_Directions for this task_.
Retype each record below word for word. Leave the pictures out.

_Supplied material_.
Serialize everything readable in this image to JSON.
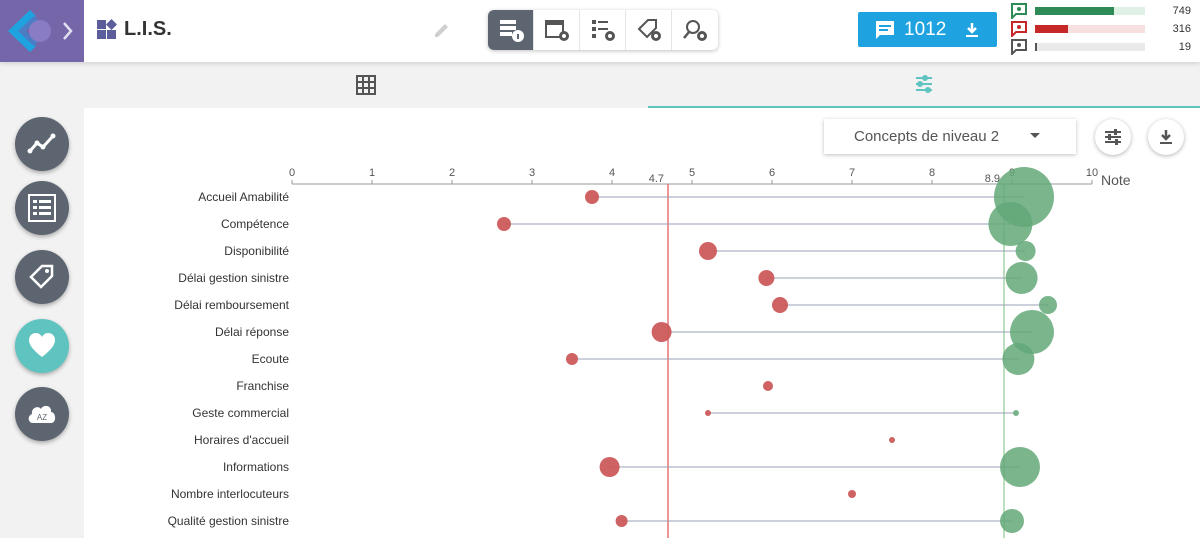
{
  "app": {
    "title": "L.I.S."
  },
  "toolbar": {
    "buttons": [
      "list-info",
      "calendar-settings",
      "checklist-settings",
      "tag-settings",
      "search-user-settings"
    ],
    "active_index": 0
  },
  "count_button": {
    "label": "1012"
  },
  "stats": [
    {
      "value": "749",
      "fraction": 0.72,
      "color": "#2e8b57",
      "track": "#dff0e5",
      "icon": "positive-comment-icon"
    },
    {
      "value": "316",
      "fraction": 0.3,
      "color": "#c62828",
      "track": "#f7e0e0",
      "icon": "negative-comment-icon"
    },
    {
      "value": "19",
      "fraction": 0.02,
      "color": "#555555",
      "track": "#eaeaea",
      "icon": "neutral-comment-icon"
    }
  ],
  "sidebar": [
    "trend-icon",
    "checklist-icon",
    "tags-icon",
    "heart-icon",
    "az-cloud-icon"
  ],
  "sidebar_cloud_text": "AZ",
  "dropdown": {
    "label": "Concepts de niveau 2"
  },
  "colors": {
    "negative": "#cc5a5a",
    "positive": "#63a878",
    "accent": "#5fc4c0",
    "dark": "#5d6670"
  },
  "chart_data": {
    "type": "scatter",
    "xlabel": "Note",
    "xlim": [
      0,
      10
    ],
    "xticks": [
      "0",
      "1",
      "2",
      "3",
      "4",
      "5",
      "6",
      "7",
      "8",
      "9",
      "10"
    ],
    "reference_lines": [
      {
        "value": 4.7,
        "label": "4.7",
        "color": "#e57373"
      },
      {
        "value": 8.9,
        "label": "8.9",
        "color": "#a5d6a7"
      }
    ],
    "categories": [
      "Accueil Amabilité",
      "Compétence",
      "Disponibilité",
      "Délai gestion sinistre",
      "Délai remboursement",
      "Délai réponse",
      "Ecoute",
      "Franchise",
      "Geste commercial",
      "Horaires d'accueil",
      "Informations",
      "Nombre interlocuteurs",
      "Qualité gestion sinistre"
    ],
    "series": [
      {
        "name": "",
        "color": "#cc5a5a",
        "values": [
          3.75,
          2.65,
          5.2,
          5.93,
          6.1,
          4.62,
          3.5,
          5.95,
          5.2,
          7.5,
          3.97,
          7.0,
          4.12
        ],
        "sizes": [
          7,
          7,
          9,
          8,
          8,
          10,
          6,
          5,
          3,
          3,
          10,
          4,
          6
        ]
      },
      {
        "name": "",
        "color": "#63a878",
        "values": [
          9.15,
          8.98,
          9.17,
          9.12,
          9.45,
          9.25,
          9.08,
          null,
          9.05,
          null,
          9.1,
          null,
          9.0
        ],
        "sizes": [
          30,
          22,
          10,
          16,
          9,
          22,
          16,
          0,
          3,
          0,
          20,
          0,
          12
        ]
      }
    ]
  }
}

_Written answer_.
Serialize everything readable in this image to JSON.
{
  "app": {
    "title": "L.I.S."
  },
  "toolbar": {
    "buttons": [
      "list-info",
      "calendar-settings",
      "checklist-settings",
      "tag-settings",
      "search-user-settings"
    ],
    "active_index": 0
  },
  "count_button": {
    "label": "1012"
  },
  "stats": [
    {
      "value": "749",
      "fraction": 0.72,
      "color": "#2e8b57",
      "track": "#dff0e5",
      "icon": "positive-comment-icon"
    },
    {
      "value": "316",
      "fraction": 0.3,
      "color": "#c62828",
      "track": "#f7e0e0",
      "icon": "negative-comment-icon"
    },
    {
      "value": "19",
      "fraction": 0.02,
      "color": "#555555",
      "track": "#eaeaea",
      "icon": "neutral-comment-icon"
    }
  ],
  "sidebar": [
    "trend-icon",
    "checklist-icon",
    "tags-icon",
    "heart-icon",
    "az-cloud-icon"
  ],
  "sidebar_cloud_text": "AZ",
  "dropdown": {
    "label": "Concepts de niveau 2"
  },
  "colors": {
    "negative": "#cc5a5a",
    "positive": "#63a878",
    "accent": "#5fc4c0",
    "dark": "#5d6670"
  },
  "chart_data": {
    "type": "scatter",
    "xlabel": "Note",
    "xlim": [
      0,
      10
    ],
    "xticks": [
      "0",
      "1",
      "2",
      "3",
      "4",
      "5",
      "6",
      "7",
      "8",
      "9",
      "10"
    ],
    "reference_lines": [
      {
        "value": 4.7,
        "label": "4.7",
        "color": "#e57373"
      },
      {
        "value": 8.9,
        "label": "8.9",
        "color": "#a5d6a7"
      }
    ],
    "categories": [
      "Accueil Amabilité",
      "Compétence",
      "Disponibilité",
      "Délai gestion sinistre",
      "Délai remboursement",
      "Délai réponse",
      "Ecoute",
      "Franchise",
      "Geste commercial",
      "Horaires d'accueil",
      "Informations",
      "Nombre interlocuteurs",
      "Qualité gestion sinistre"
    ],
    "series": [
      {
        "name": "",
        "color": "#cc5a5a",
        "values": [
          3.75,
          2.65,
          5.2,
          5.93,
          6.1,
          4.62,
          3.5,
          5.95,
          5.2,
          7.5,
          3.97,
          7.0,
          4.12
        ],
        "sizes": [
          7,
          7,
          9,
          8,
          8,
          10,
          6,
          5,
          3,
          3,
          10,
          4,
          6
        ]
      },
      {
        "name": "",
        "color": "#63a878",
        "values": [
          9.15,
          8.98,
          9.17,
          9.12,
          9.45,
          9.25,
          9.08,
          null,
          9.05,
          null,
          9.1,
          null,
          9.0
        ],
        "sizes": [
          30,
          22,
          10,
          16,
          9,
          22,
          16,
          0,
          3,
          0,
          20,
          0,
          12
        ]
      }
    ]
  }
}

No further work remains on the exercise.